[Dataset records]
────────────────────────────────────────
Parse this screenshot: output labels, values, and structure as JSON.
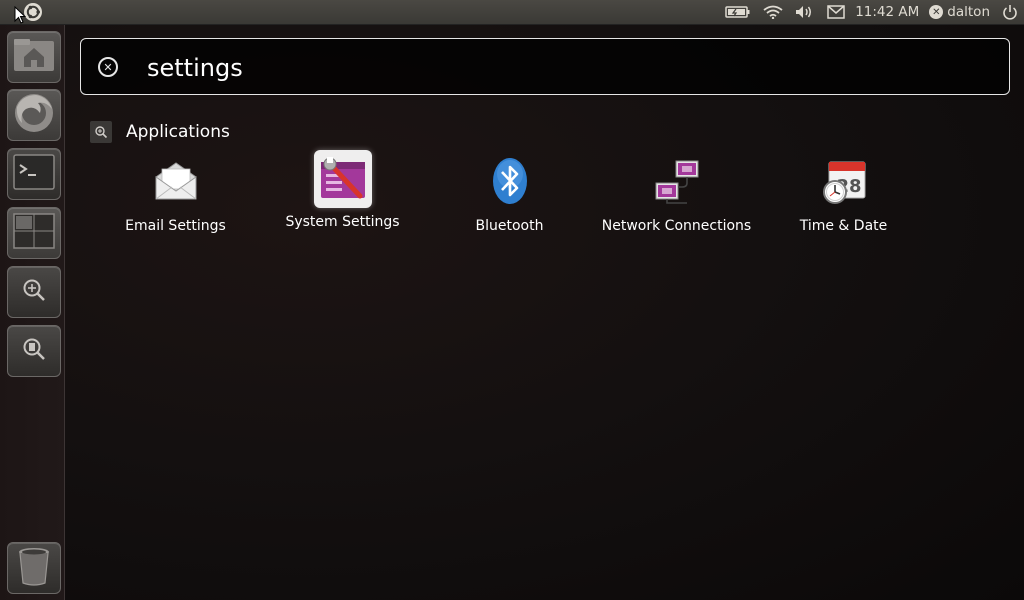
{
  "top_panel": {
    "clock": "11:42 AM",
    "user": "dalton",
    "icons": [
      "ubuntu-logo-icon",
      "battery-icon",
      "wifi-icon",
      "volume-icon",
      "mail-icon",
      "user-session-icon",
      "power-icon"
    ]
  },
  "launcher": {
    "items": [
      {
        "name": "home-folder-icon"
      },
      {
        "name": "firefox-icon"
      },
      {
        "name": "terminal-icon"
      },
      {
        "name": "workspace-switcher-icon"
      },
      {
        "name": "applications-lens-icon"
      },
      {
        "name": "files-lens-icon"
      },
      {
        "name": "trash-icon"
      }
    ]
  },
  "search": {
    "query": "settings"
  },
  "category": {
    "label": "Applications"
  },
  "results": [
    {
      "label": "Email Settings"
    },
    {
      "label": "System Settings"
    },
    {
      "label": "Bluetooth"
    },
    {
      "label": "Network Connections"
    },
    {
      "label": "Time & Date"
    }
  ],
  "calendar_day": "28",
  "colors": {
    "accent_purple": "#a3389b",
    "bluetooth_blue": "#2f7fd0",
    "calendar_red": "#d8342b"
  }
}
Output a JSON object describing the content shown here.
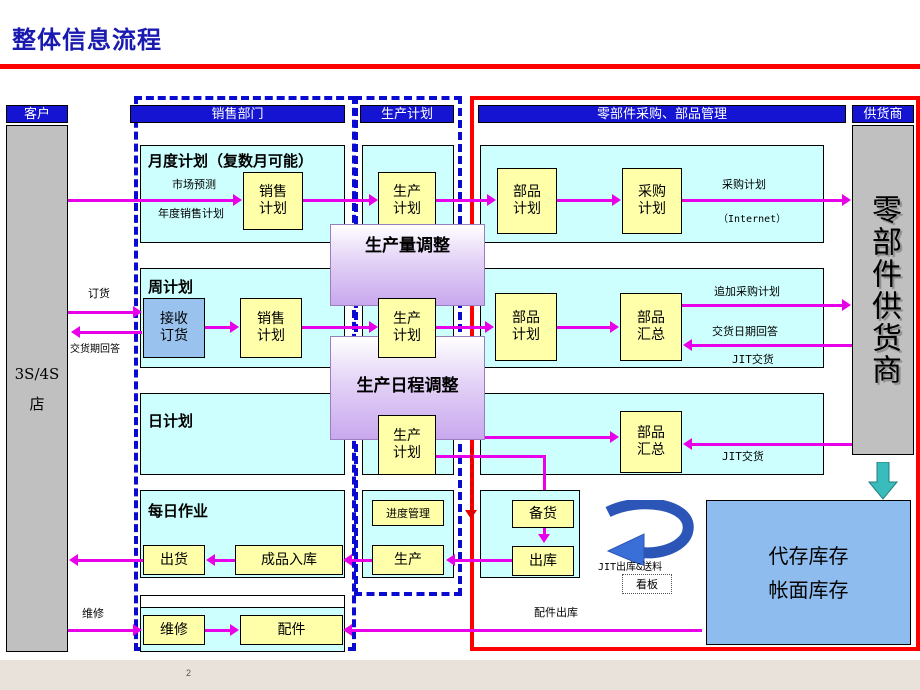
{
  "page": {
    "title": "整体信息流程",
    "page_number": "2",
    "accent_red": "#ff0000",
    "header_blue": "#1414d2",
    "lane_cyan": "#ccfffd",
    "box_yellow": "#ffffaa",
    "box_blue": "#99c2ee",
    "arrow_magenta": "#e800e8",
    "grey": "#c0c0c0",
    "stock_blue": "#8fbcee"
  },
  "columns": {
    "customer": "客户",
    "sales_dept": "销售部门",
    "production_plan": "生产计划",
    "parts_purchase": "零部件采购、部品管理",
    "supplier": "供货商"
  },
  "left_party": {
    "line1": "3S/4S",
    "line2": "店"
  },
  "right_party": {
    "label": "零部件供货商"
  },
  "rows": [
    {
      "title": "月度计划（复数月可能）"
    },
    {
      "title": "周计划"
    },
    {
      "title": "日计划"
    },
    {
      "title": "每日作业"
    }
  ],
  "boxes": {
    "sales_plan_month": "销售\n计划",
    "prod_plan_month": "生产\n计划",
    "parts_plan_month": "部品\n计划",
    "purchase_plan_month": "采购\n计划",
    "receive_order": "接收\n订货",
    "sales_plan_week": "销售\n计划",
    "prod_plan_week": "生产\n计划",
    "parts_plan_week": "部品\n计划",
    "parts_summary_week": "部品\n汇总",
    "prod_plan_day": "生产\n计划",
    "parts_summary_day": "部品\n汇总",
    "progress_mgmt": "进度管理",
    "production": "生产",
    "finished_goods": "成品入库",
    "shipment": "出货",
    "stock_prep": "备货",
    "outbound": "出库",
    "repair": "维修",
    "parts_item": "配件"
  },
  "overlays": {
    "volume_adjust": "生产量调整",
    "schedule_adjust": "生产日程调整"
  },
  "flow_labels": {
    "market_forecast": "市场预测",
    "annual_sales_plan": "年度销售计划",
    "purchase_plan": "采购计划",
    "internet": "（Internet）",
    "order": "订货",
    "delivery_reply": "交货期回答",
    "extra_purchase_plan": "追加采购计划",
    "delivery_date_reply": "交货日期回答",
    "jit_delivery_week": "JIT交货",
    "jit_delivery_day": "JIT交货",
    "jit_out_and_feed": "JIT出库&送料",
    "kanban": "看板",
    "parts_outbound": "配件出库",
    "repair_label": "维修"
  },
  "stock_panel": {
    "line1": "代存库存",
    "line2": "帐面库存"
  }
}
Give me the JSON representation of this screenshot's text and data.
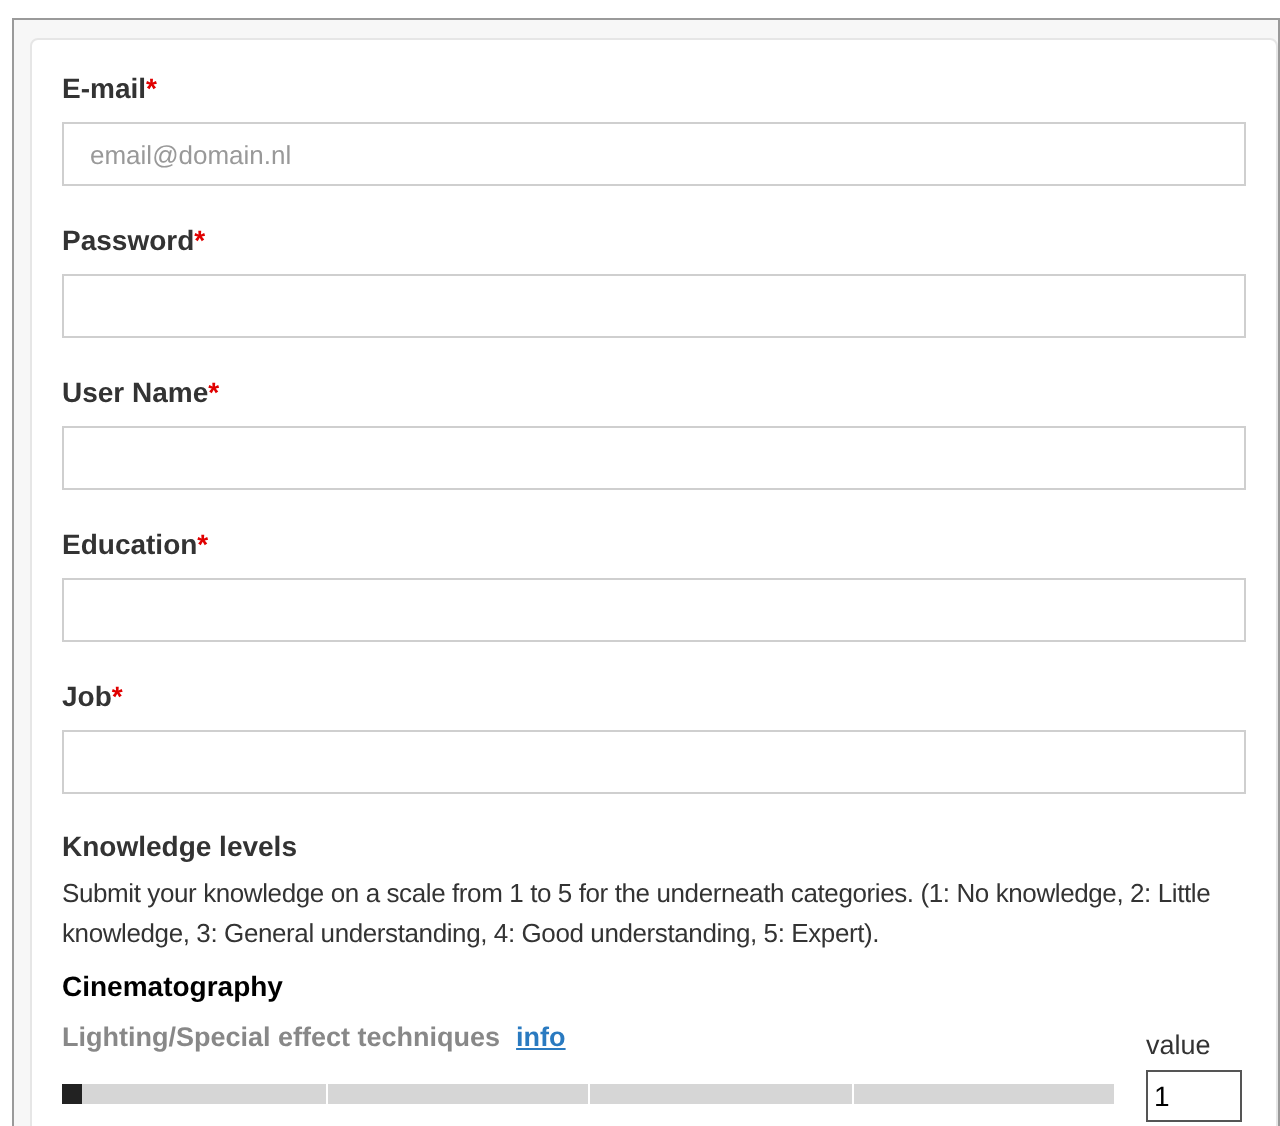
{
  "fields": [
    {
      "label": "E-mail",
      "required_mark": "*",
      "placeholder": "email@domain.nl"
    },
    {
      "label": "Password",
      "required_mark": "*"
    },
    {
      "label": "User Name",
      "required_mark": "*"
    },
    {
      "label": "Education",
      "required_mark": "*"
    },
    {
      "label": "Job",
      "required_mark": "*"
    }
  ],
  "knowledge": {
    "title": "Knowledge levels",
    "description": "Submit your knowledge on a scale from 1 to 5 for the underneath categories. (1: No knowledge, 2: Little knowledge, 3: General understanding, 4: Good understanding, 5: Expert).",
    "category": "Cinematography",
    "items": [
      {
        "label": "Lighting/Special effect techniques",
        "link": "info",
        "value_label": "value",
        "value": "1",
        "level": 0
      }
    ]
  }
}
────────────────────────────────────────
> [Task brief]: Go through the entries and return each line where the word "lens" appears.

> [Answer]:
        "name": "applications-lens-icon"
        "name": "files-lens-icon"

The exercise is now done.